#### Task requirements
Could you please retype all of the entries exactly as they appear?
**********
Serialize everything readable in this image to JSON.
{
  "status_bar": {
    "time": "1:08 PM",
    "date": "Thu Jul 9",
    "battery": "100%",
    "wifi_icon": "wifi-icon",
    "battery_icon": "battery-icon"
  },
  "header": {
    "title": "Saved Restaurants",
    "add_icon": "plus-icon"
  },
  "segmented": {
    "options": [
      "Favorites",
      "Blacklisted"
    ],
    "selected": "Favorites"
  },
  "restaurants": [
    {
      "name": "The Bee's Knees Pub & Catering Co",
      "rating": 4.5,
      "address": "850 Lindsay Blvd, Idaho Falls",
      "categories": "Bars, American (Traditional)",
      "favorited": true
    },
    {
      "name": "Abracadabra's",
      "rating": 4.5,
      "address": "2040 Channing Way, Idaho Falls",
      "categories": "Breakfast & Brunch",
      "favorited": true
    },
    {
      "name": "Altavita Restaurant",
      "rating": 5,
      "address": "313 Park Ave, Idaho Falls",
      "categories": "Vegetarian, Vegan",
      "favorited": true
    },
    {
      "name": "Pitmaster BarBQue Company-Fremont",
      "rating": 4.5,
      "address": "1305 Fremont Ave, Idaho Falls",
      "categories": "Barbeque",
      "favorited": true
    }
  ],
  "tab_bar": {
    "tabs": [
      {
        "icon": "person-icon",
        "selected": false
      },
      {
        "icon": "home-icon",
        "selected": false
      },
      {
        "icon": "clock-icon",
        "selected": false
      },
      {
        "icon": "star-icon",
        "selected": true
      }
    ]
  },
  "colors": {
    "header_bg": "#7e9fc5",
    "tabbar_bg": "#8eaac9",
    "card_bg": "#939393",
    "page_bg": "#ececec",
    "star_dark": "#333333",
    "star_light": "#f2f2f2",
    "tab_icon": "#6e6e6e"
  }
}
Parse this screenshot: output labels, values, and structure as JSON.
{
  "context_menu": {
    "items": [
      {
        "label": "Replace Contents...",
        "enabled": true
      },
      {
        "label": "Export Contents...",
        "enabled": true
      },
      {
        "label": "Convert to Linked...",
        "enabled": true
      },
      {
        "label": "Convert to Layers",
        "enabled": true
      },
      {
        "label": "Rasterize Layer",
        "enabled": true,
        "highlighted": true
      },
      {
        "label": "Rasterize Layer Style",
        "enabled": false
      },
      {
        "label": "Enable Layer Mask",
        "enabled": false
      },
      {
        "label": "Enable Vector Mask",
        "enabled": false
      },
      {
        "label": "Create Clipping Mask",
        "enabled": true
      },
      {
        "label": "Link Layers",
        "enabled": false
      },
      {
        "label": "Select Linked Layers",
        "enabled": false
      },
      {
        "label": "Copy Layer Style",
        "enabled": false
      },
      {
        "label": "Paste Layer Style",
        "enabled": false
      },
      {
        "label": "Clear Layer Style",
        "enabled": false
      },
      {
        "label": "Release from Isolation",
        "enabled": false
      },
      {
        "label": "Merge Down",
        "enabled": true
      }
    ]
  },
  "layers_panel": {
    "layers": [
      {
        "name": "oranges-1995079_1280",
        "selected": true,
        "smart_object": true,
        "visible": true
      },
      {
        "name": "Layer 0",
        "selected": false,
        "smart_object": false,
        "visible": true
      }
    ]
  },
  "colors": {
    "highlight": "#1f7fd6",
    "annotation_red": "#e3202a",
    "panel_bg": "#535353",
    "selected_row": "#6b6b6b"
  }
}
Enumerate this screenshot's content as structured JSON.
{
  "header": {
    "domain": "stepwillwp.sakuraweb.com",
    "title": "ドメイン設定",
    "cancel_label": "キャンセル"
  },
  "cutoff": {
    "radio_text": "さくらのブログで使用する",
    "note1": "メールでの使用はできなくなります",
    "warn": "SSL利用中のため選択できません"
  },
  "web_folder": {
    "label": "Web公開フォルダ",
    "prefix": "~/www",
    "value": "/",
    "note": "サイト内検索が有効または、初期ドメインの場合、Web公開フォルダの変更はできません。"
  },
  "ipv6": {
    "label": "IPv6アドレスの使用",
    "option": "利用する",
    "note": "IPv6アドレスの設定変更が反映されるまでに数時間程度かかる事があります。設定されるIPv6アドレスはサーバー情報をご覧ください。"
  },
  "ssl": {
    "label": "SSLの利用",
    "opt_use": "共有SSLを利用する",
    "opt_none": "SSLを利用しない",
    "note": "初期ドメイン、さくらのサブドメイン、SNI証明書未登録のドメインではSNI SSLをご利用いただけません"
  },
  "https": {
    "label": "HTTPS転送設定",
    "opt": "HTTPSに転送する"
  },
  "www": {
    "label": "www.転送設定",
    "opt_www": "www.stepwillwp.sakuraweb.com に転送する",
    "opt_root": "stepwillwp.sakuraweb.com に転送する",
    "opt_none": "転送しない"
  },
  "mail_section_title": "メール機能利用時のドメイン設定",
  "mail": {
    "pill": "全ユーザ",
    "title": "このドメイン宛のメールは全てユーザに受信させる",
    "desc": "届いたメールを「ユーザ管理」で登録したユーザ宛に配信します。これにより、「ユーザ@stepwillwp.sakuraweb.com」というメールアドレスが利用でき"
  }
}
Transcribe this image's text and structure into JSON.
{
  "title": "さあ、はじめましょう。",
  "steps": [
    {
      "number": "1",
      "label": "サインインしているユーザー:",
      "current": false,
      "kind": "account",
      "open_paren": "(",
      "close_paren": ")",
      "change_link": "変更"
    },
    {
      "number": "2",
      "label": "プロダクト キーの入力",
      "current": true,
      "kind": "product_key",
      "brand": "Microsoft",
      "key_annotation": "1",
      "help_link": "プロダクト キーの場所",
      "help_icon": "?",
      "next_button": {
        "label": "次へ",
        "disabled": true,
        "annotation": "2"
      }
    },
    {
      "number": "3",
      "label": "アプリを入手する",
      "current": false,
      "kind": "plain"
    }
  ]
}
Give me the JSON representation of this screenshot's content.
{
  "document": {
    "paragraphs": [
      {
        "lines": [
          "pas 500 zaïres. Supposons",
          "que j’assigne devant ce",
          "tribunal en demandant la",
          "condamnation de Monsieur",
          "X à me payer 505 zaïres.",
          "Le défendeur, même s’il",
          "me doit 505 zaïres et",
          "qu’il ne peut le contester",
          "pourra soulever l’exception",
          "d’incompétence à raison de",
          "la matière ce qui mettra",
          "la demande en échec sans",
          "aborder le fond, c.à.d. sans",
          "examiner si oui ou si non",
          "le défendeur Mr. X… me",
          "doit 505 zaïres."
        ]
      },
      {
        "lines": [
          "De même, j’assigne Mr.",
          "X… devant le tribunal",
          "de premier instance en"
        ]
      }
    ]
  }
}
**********
#### Problem solution
Serialize everything readable in this image to JSON.
{
  "status_bar": {
    "time": "1:08 PM",
    "date": "Thu Jul 9",
    "battery": "100%",
    "wifi_icon": "wifi-icon",
    "battery_icon": "battery-icon"
  },
  "header": {
    "title": "Saved Restaurants",
    "add_icon": "plus-icon"
  },
  "segmented": {
    "options": [
      "Favorites",
      "Blacklisted"
    ],
    "selected": "Favorites"
  },
  "restaurants": [
    {
      "name": "The Bee's Knees Pub & Catering Co",
      "rating": 4.5,
      "address": "850 Lindsay Blvd, Idaho Falls",
      "categories": "Bars, American (Traditional)",
      "favorited": true
    },
    {
      "name": "Abracadabra's",
      "rating": 4.5,
      "address": "2040 Channing Way, Idaho Falls",
      "categories": "Breakfast & Brunch",
      "favorited": true
    },
    {
      "name": "Altavita Restaurant",
      "rating": 5,
      "address": "313 Park Ave, Idaho Falls",
      "categories": "Vegetarian, Vegan",
      "favorited": true
    },
    {
      "name": "Pitmaster BarBQue Company-Fremont",
      "rating": 4.5,
      "address": "1305 Fremont Ave, Idaho Falls",
      "categories": "Barbeque",
      "favorited": true
    }
  ],
  "tab_bar": {
    "tabs": [
      {
        "icon": "person-icon",
        "selected": false
      },
      {
        "icon": "home-icon",
        "selected": false
      },
      {
        "icon": "clock-icon",
        "selected": false
      },
      {
        "icon": "star-icon",
        "selected": true
      }
    ]
  },
  "colors": {
    "header_bg": "#7e9fc5",
    "tabbar_bg": "#8eaac9",
    "card_bg": "#939393",
    "page_bg": "#ececec",
    "star_dark": "#333333",
    "star_light": "#f2f2f2",
    "tab_icon": "#6e6e6e"
  }
}
Parse this screenshot: output labels, values, and structure as JSON.
{
  "context_menu": {
    "items": [
      {
        "label": "Replace Contents...",
        "enabled": true
      },
      {
        "label": "Export Contents...",
        "enabled": true
      },
      {
        "label": "Convert to Linked...",
        "enabled": true
      },
      {
        "label": "Convert to Layers",
        "enabled": true
      },
      {
        "label": "Rasterize Layer",
        "enabled": true,
        "highlighted": true
      },
      {
        "label": "Rasterize Layer Style",
        "enabled": false
      },
      {
        "label": "Enable Layer Mask",
        "enabled": false
      },
      {
        "label": "Enable Vector Mask",
        "enabled": false
      },
      {
        "label": "Create Clipping Mask",
        "enabled": true
      },
      {
        "label": "Link Layers",
        "enabled": false
      },
      {
        "label": "Select Linked Layers",
        "enabled": false
      },
      {
        "label": "Copy Layer Style",
        "enabled": false
      },
      {
        "label": "Paste Layer Style",
        "enabled": false
      },
      {
        "label": "Clear Layer Style",
        "enabled": false
      },
      {
        "label": "Release from Isolation",
        "enabled": false
      },
      {
        "label": "Merge Down",
        "enabled": true
      }
    ]
  },
  "layers_panel": {
    "layers": [
      {
        "name": "oranges-1995079_1280",
        "selected": true,
        "smart_object": true,
        "visible": true
      },
      {
        "name": "Layer 0",
        "selected": false,
        "smart_object": false,
        "visible": true
      }
    ]
  },
  "colors": {
    "highlight": "#1f7fd6",
    "annotation_red": "#e3202a",
    "panel_bg": "#535353",
    "selected_row": "#6b6b6b"
  }
}
Enumerate this screenshot's content as structured JSON.
{
  "header": {
    "domain": "stepwillwp.sakuraweb.com",
    "title": "ドメイン設定",
    "cancel_label": "キャンセル"
  },
  "cutoff": {
    "radio_text": "さくらのブログで使用する",
    "note1": "メールでの使用はできなくなります",
    "warn": "SSL利用中のため選択できません"
  },
  "web_folder": {
    "label": "Web公開フォルダ",
    "prefix": "~/www",
    "value": "/",
    "note": "サイト内検索が有効または、初期ドメインの場合、Web公開フォルダの変更はできません。"
  },
  "ipv6": {
    "label": "IPv6アドレスの使用",
    "option": "利用する",
    "note": "IPv6アドレスの設定変更が反映されるまでに数時間程度かかる事があります。設定されるIPv6アドレスはサーバー情報をご覧ください。"
  },
  "ssl": {
    "label": "SSLの利用",
    "opt_use": "共有SSLを利用する",
    "opt_none": "SSLを利用しない",
    "note": "初期ドメイン、さくらのサブドメイン、SNI証明書未登録のドメインではSNI SSLをご利用いただけません"
  },
  "https": {
    "label": "HTTPS転送設定",
    "opt": "HTTPSに転送する"
  },
  "www": {
    "label": "www.転送設定",
    "opt_www": "www.stepwillwp.sakuraweb.com に転送する",
    "opt_root": "stepwillwp.sakuraweb.com に転送する",
    "opt_none": "転送しない"
  },
  "mail_section_title": "メール機能利用時のドメイン設定",
  "mail": {
    "pill": "全ユーザ",
    "title": "このドメイン宛のメールは全てユーザに受信させる",
    "desc": "届いたメールを「ユーザ管理」で登録したユーザ宛に配信します。これにより、「ユーザ@stepwillwp.sakuraweb.com」というメールアドレスが利用でき"
  }
}
Transcribe this image's text and structure into JSON.
{
  "title": "さあ、はじめましょう。",
  "steps": [
    {
      "number": "1",
      "label": "サインインしているユーザー:",
      "current": false,
      "kind": "account",
      "open_paren": "(",
      "close_paren": ")",
      "change_link": "変更"
    },
    {
      "number": "2",
      "label": "プロダクト キーの入力",
      "current": true,
      "kind": "product_key",
      "brand": "Microsoft",
      "key_annotation": "1",
      "help_link": "プロダクト キーの場所",
      "help_icon": "?",
      "next_button": {
        "label": "次へ",
        "disabled": true,
        "annotation": "2"
      }
    },
    {
      "number": "3",
      "label": "アプリを入手する",
      "current": false,
      "kind": "plain"
    }
  ]
}
Give me the JSON representation of this screenshot's content.
{
  "document": {
    "paragraphs": [
      {
        "lines": [
          "pas 500 zaïres. Supposons",
          "que j’assigne devant ce",
          "tribunal en demandant la",
          "condamnation de Monsieur",
          "X à me payer 505 zaïres.",
          "Le défendeur, même s’il",
          "me doit 505 zaïres et",
          "qu’il ne peut le contester",
          "pourra soulever l’exception",
          "d’incompétence à raison de",
          "la matière ce qui mettra",
          "la demande en échec sans",
          "aborder le fond, c.à.d. sans",
          "examiner si oui ou si non",
          "le défendeur Mr. X… me",
          "doit 505 zaïres."
        ]
      },
      {
        "lines": [
          "De même, j’assigne Mr.",
          "X… devant le tribunal",
          "de premier instance en"
        ]
      }
    ]
  }
}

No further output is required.